How effective are the U.S. refugee screening processes?

The screening process has a very good track record. The U.S. has resettled 784,000 refugees since 9/11, and many of these refugees came from the Middle East. According to Kathleen Newland of the Refugee Policy Institute:

In those 14 years [since 9/11], exactly three resettled refugees have been arrested for planning terrorist activities—and it is worth noting two were not planning an attack in the United States and the plans of the third were barely credible.

Any screening process cannot guarantee a 100% success rate. But there are much easier ways for a terrorist to enter the United States, since asylum seekers must present themselves for identification, fingerprinting, and other biometric scanning.

How many of the refugees admitted to the U.S. are Christian? Are Muslim?

According to an analysis by CNS News, of 2,184 Syrian refugees admitted into the U.S. since the Syrian civil war erupted in 2011, only 53 (2.4 percent) have been Christians while 2098 (or 96 percent) are Muslim. The remaining 33 include 1 Yazidi, 8 Jehovah Witnesses, 2 Baha’i, 6 Zoroastrians, 6 of "other religion," 7 of "no religion," and 3 atheists.

Why do the Republican lawmakers want to suspend the Syrian refugee program?

Congressional Republicans, including House Speaker Paul Ryan, said there were grave reasons to fear that terrorists would be permitted to enter the country posing as refugees, according to the New York Times.

Michael McCaul (R-TX), the chairman of the House Homeland Security Committee, said he was drawing up legislation to suspend the refugee resettlement program.

“I call on you to temporarily suspend the admission of all additional Syrian refugees into the United States pending a full review of the Syrian refugee resettlement program,” Mr. McCaul wrote in a letter to Mr. Obama.

“Our nation has a proud tradition of welcoming refugees into our country, but in this particular case the high-threat environment demands that we move forward with greater caution,” Mr. McCaul added.

Who is in charge of the resettling refugees into the U.S.?

The Office of Refugee Resettlement (ORR) is the federal government agency charged with providing benefits and services to assist the resettlement and local integration of refugee populations. The ORR often works closely with non-governmental organizations, such as World Relief, in the relocation of refugees. Some of the ORR programs include Refugee Cash Assistance and Refugee Medical Assistance (for up to 8 months); Refugee Social Services, such as job and language training (for up to 5 years); and temporary custody and care to unaccompanied refugee children.
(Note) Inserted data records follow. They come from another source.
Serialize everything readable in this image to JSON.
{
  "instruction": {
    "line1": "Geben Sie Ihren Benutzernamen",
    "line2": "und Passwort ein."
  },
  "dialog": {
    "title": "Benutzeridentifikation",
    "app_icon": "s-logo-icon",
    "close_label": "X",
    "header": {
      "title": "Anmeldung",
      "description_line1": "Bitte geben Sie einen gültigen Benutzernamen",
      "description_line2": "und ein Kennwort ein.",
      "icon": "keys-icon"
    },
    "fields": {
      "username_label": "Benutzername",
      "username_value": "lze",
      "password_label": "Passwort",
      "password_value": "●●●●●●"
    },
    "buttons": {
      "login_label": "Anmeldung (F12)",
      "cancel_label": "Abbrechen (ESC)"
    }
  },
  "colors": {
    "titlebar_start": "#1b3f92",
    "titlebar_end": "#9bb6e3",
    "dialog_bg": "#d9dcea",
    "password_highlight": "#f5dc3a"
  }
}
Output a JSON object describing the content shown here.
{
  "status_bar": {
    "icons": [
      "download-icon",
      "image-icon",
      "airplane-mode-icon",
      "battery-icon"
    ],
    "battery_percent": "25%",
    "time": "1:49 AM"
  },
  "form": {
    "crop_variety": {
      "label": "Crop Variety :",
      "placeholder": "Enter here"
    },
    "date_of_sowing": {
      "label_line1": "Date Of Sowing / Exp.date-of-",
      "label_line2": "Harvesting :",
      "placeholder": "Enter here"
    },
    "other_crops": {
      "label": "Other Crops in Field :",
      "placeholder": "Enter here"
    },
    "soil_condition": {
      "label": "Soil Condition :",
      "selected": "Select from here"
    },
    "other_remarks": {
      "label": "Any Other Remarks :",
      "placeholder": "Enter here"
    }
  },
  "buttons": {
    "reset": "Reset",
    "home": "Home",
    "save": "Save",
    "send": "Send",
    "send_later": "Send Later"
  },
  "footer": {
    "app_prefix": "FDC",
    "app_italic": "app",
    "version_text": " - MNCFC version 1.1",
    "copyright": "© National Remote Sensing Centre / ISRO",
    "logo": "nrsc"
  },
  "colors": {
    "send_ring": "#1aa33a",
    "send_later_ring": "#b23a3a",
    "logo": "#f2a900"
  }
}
Which state have refused to accept Syrians refugees?

The 27 states whose governors have said they will not accept Syrian refugees are: Alabama, Arizona, Arkansas, Florida, Georgia, Idaho, Illinois, Indiana, Iowa, Kansas, Louisiana, Maine, Massachusetts, Michigan, Mississippi, Nebraska, Nevada, New Hampshire, New Jersey, New Mexico, North Carolina, Ohio, Oklahoma, South Carolina, Tennessee, Texas, and Wisconsin.

Can governors refuse to accept refugees in their state?

Not exactly. According to the Refugee Act of 1980, resettlement efforts coordinated by the federal government “should be conducted in close cooperation and advance consultation with State and local governments” and “meet with representatives of State and local governments to plan and coordinate in advance of their arrival the appropriate placement of refugees among the various States and localities.”

Additionally, the law says, “With respect to the location of placement of refugees within a State, the Federal agency administering subsection (b)(1) shall, consistent with such policies and strategies and to the maximum extent possible, take into account recommendations of the State.”

So while the state and local governments can refuse to cooperate with the federal government, they can’t expressly forbid refugees from being allowed into their states.